# EXERCISE GOAL:
Below are the records; pull every line that includes "album".

——

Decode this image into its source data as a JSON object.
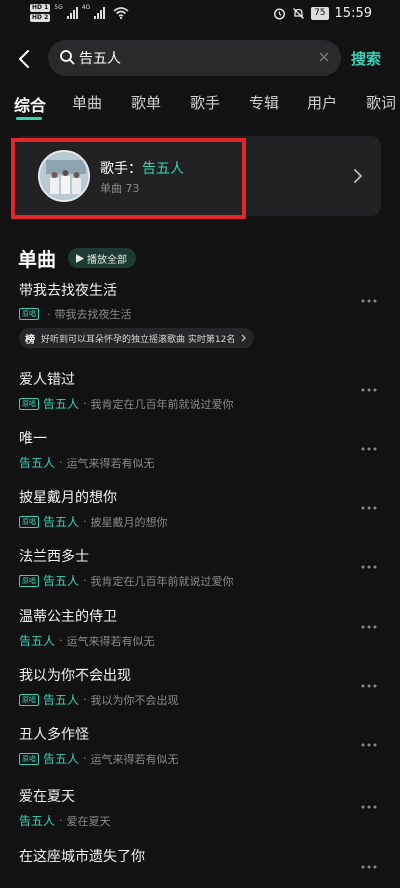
{
  "status_bar": {
    "hd1": "HD 1",
    "hd2": "HD 2",
    "net1": "5G",
    "net2": "4G",
    "battery": "75",
    "time": "15:59"
  },
  "search": {
    "value": "告五人",
    "submit_label": "搜索"
  },
  "tabs": [
    "综合",
    "单曲",
    "歌单",
    "歌手",
    "专辑",
    "用户",
    "歌词"
  ],
  "artist_card": {
    "prefix": "歌手：",
    "name": "告五人",
    "subtitle": "单曲 73"
  },
  "section": {
    "title": "单曲",
    "play_all": "播放全部"
  },
  "songs": [
    {
      "title": "带我去找夜生活",
      "has_badge": true,
      "badge": "原唱",
      "singer": "",
      "album": "带我去找夜生活",
      "chart_glyph": "榜",
      "chart_text": "好听到可以耳朵怀孕的独立摇滚歌曲 实时第12名"
    },
    {
      "title": "爱人错过",
      "has_badge": true,
      "badge": "原唱",
      "singer": "告五人",
      "album": "我肯定在几百年前就说过爱你"
    },
    {
      "title": "唯一",
      "has_badge": false,
      "singer": "告五人",
      "album": "运气来得若有似无"
    },
    {
      "title": "披星戴月的想你",
      "has_badge": true,
      "badge": "原唱",
      "singer": "告五人",
      "album": "披星戴月的想你"
    },
    {
      "title": "法兰西多士",
      "has_badge": true,
      "badge": "原唱",
      "singer": "告五人",
      "album": "我肯定在几百年前就说过爱你"
    },
    {
      "title": "温蒂公主的侍卫",
      "has_badge": false,
      "singer": "告五人",
      "album": "运气来得若有似无"
    },
    {
      "title": "我以为你不会出现",
      "has_badge": true,
      "badge": "原唱",
      "singer": "告五人",
      "album": "我以为你不会出现"
    },
    {
      "title": "丑人多作怪",
      "has_badge": true,
      "badge": "原唱",
      "singer": "告五人",
      "album": "运气来得若有似无"
    },
    {
      "title": "爱在夏天",
      "has_badge": false,
      "singer": "告五人",
      "album": "爱在夏天"
    },
    {
      "title": "在这座城市遗失了你",
      "has_badge": false,
      "singer": "",
      "album": ""
    }
  ],
  "colors": {
    "accent": "#35d2b5",
    "background": "#121212",
    "highlight_frame": "#e2262b"
  }
}
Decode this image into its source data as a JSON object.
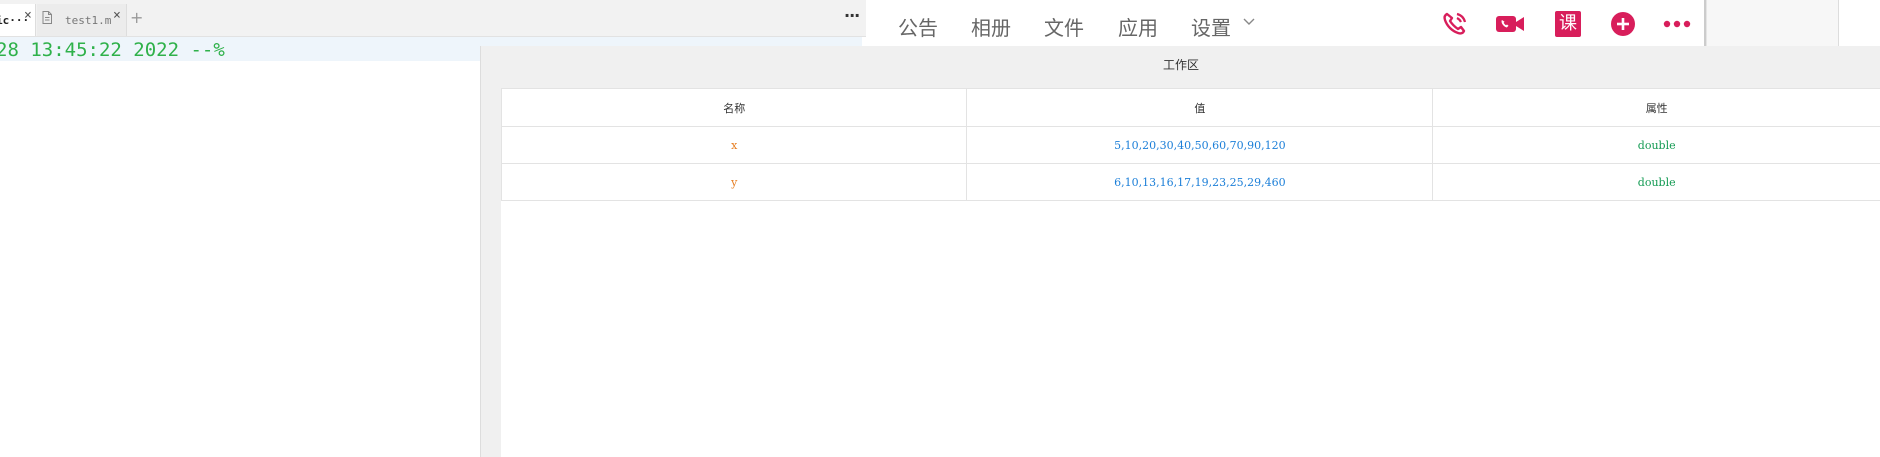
{
  "editor": {
    "tabs": [
      {
        "label": "ic···",
        "close": "×",
        "icon": "file-icon"
      },
      {
        "label": "test1.m",
        "close": "×",
        "icon": "file-icon"
      }
    ],
    "add_tab": "+",
    "more": "···",
    "code_line": "28 13:45:22 2022 --%"
  },
  "chat_toolbar": {
    "nav": [
      "公告",
      "相册",
      "文件",
      "应用",
      "设置"
    ],
    "actions": [
      "phone-icon",
      "video-call-icon",
      "class-icon",
      "add-icon",
      "more-icon"
    ],
    "class_label": "课",
    "accent_color": "#d81e5b"
  },
  "workspace": {
    "title": "工作区",
    "columns": [
      "名称",
      "值",
      "属性"
    ],
    "rows": [
      {
        "name": "x",
        "value": "5,10,20,30,40,50,60,70,90,120",
        "type": "double"
      },
      {
        "name": "y",
        "value": "6,10,13,16,17,19,23,25,29,460",
        "type": "double"
      }
    ],
    "colors": {
      "name": "#e67e22",
      "value": "#1c7fd8",
      "type": "#129a52"
    }
  }
}
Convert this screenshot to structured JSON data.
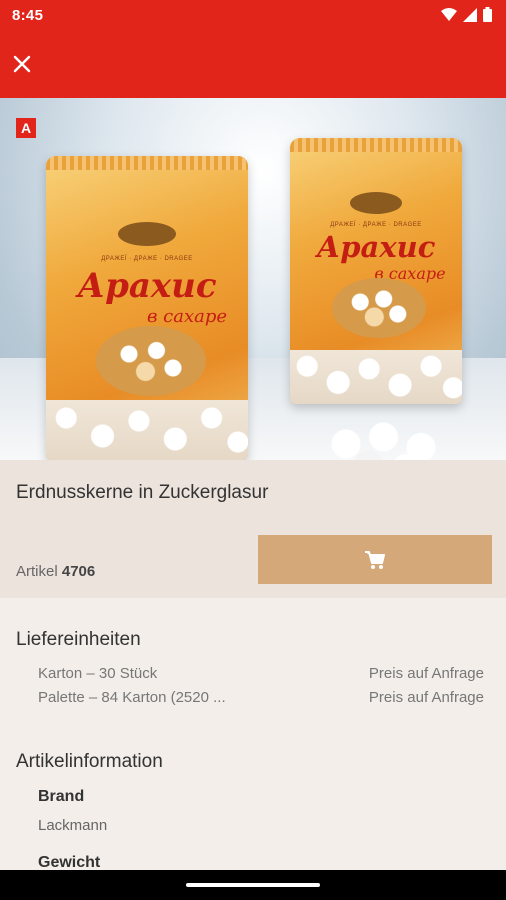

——

# ANSWER AREA:
      "album": "带我去找夜生活",
      "album": "我肯定在几百年前就说过爱你"
      "album": "运气来得若有似无"
      "album": "披星戴月的想你"
      "album": "我肯定在几百年前就说过爱你"
      "album": "运气来得若有似无"
      "album": "我以为你不会出现"
      "album": "运气来得若有似无"
      "album": "爱在夏天"
      "album": ""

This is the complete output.